Melinda Mills receives Trailblazer Award for Demographic Analysis
The Centre’s Director Melinda Mills has received the prestigious 2022 James W. Vaupel Trailblazer Award for Demographic Analysis from the European Association of Population Studies.
Professor Melinda Mills, Director of the Leverhulme Centre for Demographic Science at the University of Oxford and Nuffield College, won the 2022 award for her outstanding achievements in demographic analysis, including mathematical and biodemography.
Mills has studied family and fertility demography for the past two decades. Since 2010, she has focussed on genetics, biodemography of fertility, and behavioural outcomes. Her work on the genetic underpinnings of the timing and number of children, alongside links with sexual and externalising behaviour have been ground-breaking.

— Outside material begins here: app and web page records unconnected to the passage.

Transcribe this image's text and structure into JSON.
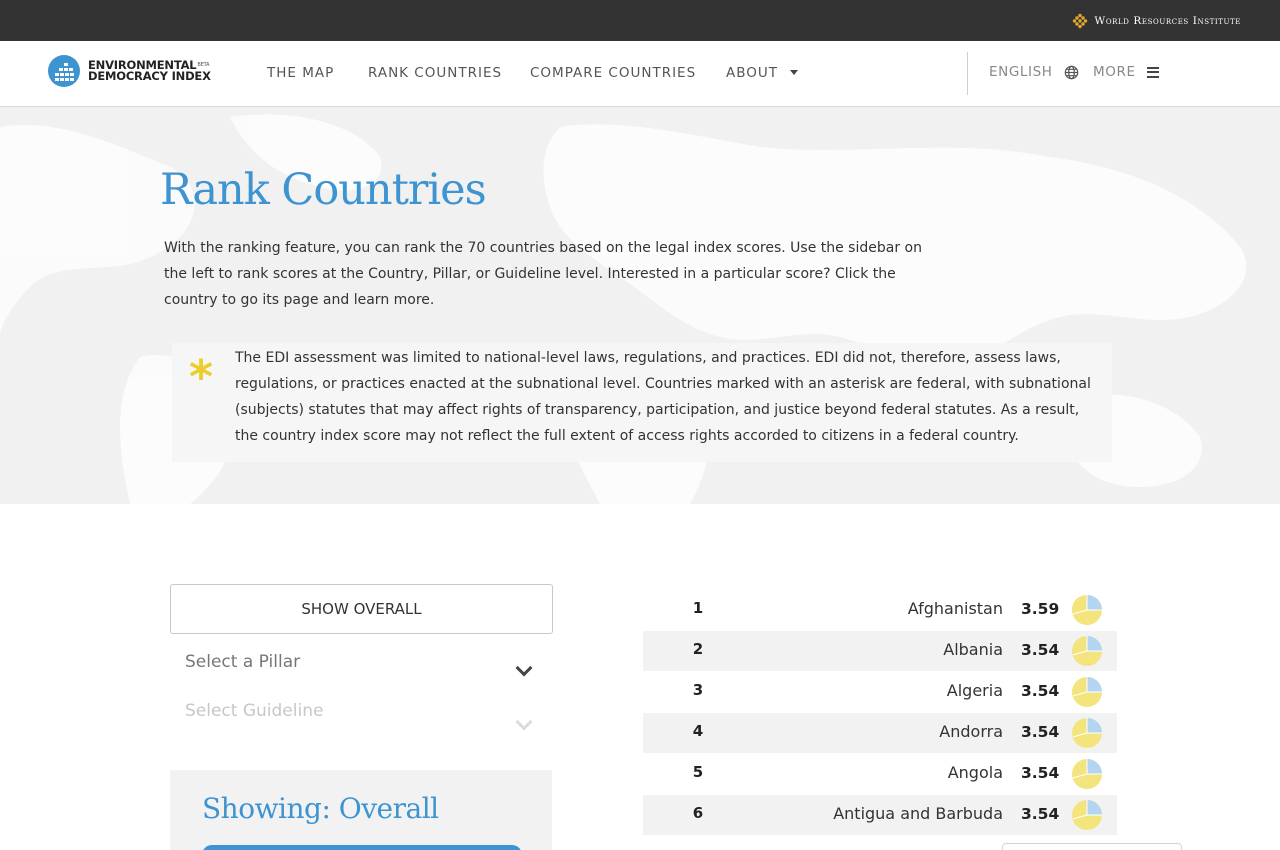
{
  "topbar": {
    "wri_label": "World Resources Institute"
  },
  "header": {
    "logo_line1": "ENVIRONMENTAL",
    "logo_beta": "BETA",
    "logo_line2": "DEMOCRACY INDEX",
    "nav": [
      {
        "label": "THE MAP"
      },
      {
        "label": "RANK COUNTRIES"
      },
      {
        "label": "COMPARE COUNTRIES"
      },
      {
        "label": "ABOUT"
      }
    ],
    "language": "ENGLISH",
    "more": "MORE"
  },
  "hero": {
    "title": "Rank Countries",
    "intro": "With the ranking feature, you can rank the 70 countries based on the legal index scores. Use the sidebar on the left to rank scores at the Country, Pillar, or Guideline level. Interested in a particular score? Click the country to go its page and learn more.",
    "note_symbol": "*",
    "note": "The EDI assessment was limited to national-level laws, regulations, and practices. EDI did not, therefore, assess laws, regulations, or practices enacted at the subnational level. Countries marked with an asterisk are federal, with subnational (subjects) statutes that may affect rights of transparency, participation, and justice beyond federal statutes. As a result, the country index score may not reflect the full extent of access rights accorded to citizens in a federal country."
  },
  "sidebar": {
    "show_overall": "SHOW OVERALL",
    "pillar_select": "Select a Pillar",
    "guideline_select": "Select  Guideline",
    "showing_title": "Showing: Overall"
  },
  "ranking": {
    "rows": [
      {
        "rank": "1",
        "country": "Afghanistan",
        "score": "3.59"
      },
      {
        "rank": "2",
        "country": "Albania",
        "score": "3.54"
      },
      {
        "rank": "3",
        "country": "Algeria",
        "score": "3.54"
      },
      {
        "rank": "4",
        "country": "Andorra",
        "score": "3.54"
      },
      {
        "rank": "5",
        "country": "Angola",
        "score": "3.54"
      },
      {
        "rank": "6",
        "country": "Antigua and Barbuda",
        "score": "3.54"
      }
    ]
  },
  "colors": {
    "accent_blue": "#3d94d1",
    "asterisk_yellow": "#eccd2c",
    "pie_yellow": "#f3e47e",
    "pie_blue": "#b3d5f1",
    "topbar": "#333333"
  }
}
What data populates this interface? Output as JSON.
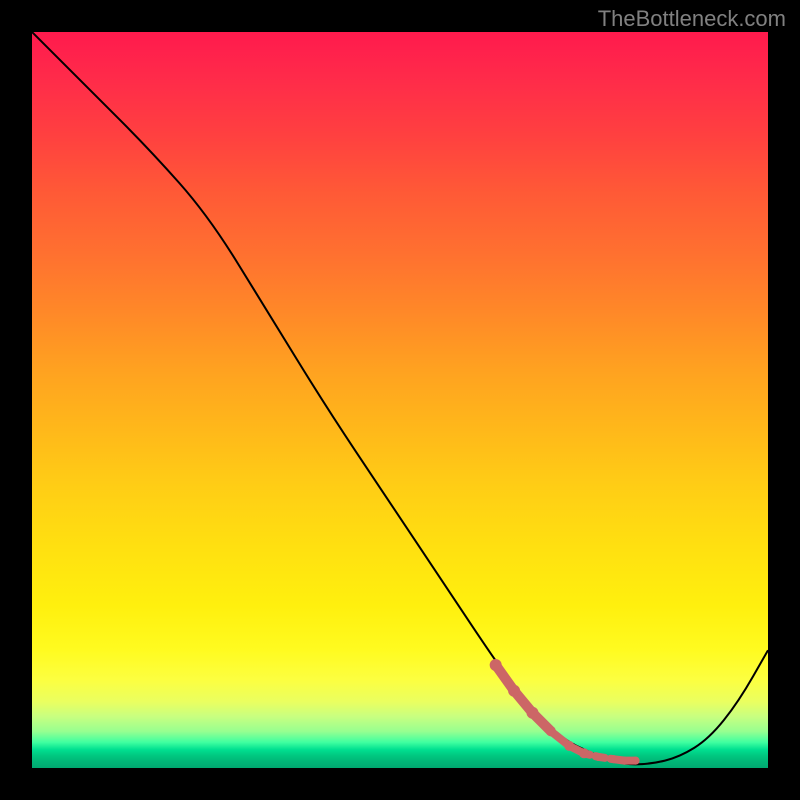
{
  "watermark": "TheBottleneck.com",
  "chart_data": {
    "type": "line",
    "title": "",
    "xlabel": "",
    "ylabel": "",
    "xlim": [
      0,
      100
    ],
    "ylim": [
      0,
      100
    ],
    "grid": false,
    "legend": false,
    "curve": {
      "x": [
        0,
        8,
        16,
        24,
        32,
        40,
        48,
        56,
        64,
        68,
        72,
        76,
        80,
        84,
        88,
        92,
        96,
        100
      ],
      "y": [
        100,
        92,
        84,
        75,
        62,
        49,
        37,
        25,
        13,
        8,
        4,
        2,
        0.5,
        0.5,
        1.5,
        4,
        9,
        16
      ]
    },
    "highlight_segment": {
      "color": "#cc6666",
      "points_x": [
        63,
        65.5,
        68,
        70.5,
        73,
        75,
        77,
        79,
        80.5,
        82
      ],
      "points_y": [
        14,
        10.5,
        7.5,
        5,
        3,
        2,
        1.5,
        1.2,
        1,
        1
      ]
    },
    "gradient_stops": [
      {
        "pos": 0,
        "color": "#ff1a4d"
      },
      {
        "pos": 0.5,
        "color": "#ffb81a"
      },
      {
        "pos": 0.85,
        "color": "#fffb20"
      },
      {
        "pos": 0.96,
        "color": "#40ffa0"
      },
      {
        "pos": 1.0,
        "color": "#00a870"
      }
    ]
  }
}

Here is a snapshot of her recent work as a trailblazer for demographic analysis.
2016: Mills led the first ever genome-wide association study of fertility behaviour. The study, published in Nature Genetics, isolated 12 genetic loci related to age at first birth and number of children, as well as finding biological links to infertility related diseases.
2018: Awarded a medal as Member of the Most Excellent Order of the British Empire (MBE) for her contribution to science and elected as a Fellow of the British Academy.
2020: She authored her second applied statistics textbook on applied statistical genetic data analysis (MIT Press), aimed at introducing social scientists to integrating molecular genetic data into their statistical models.
2020: Received the Clifford C. Clogg Award for mid-career achievement from the Population Association of America.
2021: Mills extended her 2016 research, leading a study that isolated 371 genetic variants associated with the age at first sex and birth as well as the genetics of self-control and externalising behaviour. The study was published in Nature Human Behaviour.
2022: A forthcoming study led by Mills, soon to be published in Nature Human Behaviour, links current genetic variants related to number of children to ancient genome data, showing selection of the FADS1/2 gene locus over thousands of years.
Mills’ high risk research has been supported by the Dutch National Science Foundation VIDI Award (2010-2014) and particularly the European Research Council. This includes her ERC Consolidator Grant SOCIOGENOME (2014-2019), ERC Advanced Grant CHRONO (2019-2024) and ERC Proof of Concept Grant DNA4Science (2021-2022).
Mills has also been a trailblazer in highlighting the importance of demography and issues of sample selectivity in genetic data and discoveries. This includes heterogeneity problems when examined across birth cohorts and countries (Nature HB), geographical bias (Comms Bio), and collider bias and confounding (Nature SciRep). She has also created a daily monitor, published in Nature Genetics, exposing the lack of ancestral diversity in genetic data samples.
Mills continues to nurture and secure funding for the next generation of demographers. She has supervised over 25 PhD students, 20 Postdoctoral researchers, and generated jobs for researchers at multiple career stages.
In 2019, Mills received over £13 million in funding from the Leverhulme Trust and Nuffield College to launch the Leverhulme Centre for Demographic Science to further develop high risk, disruptive demographic research.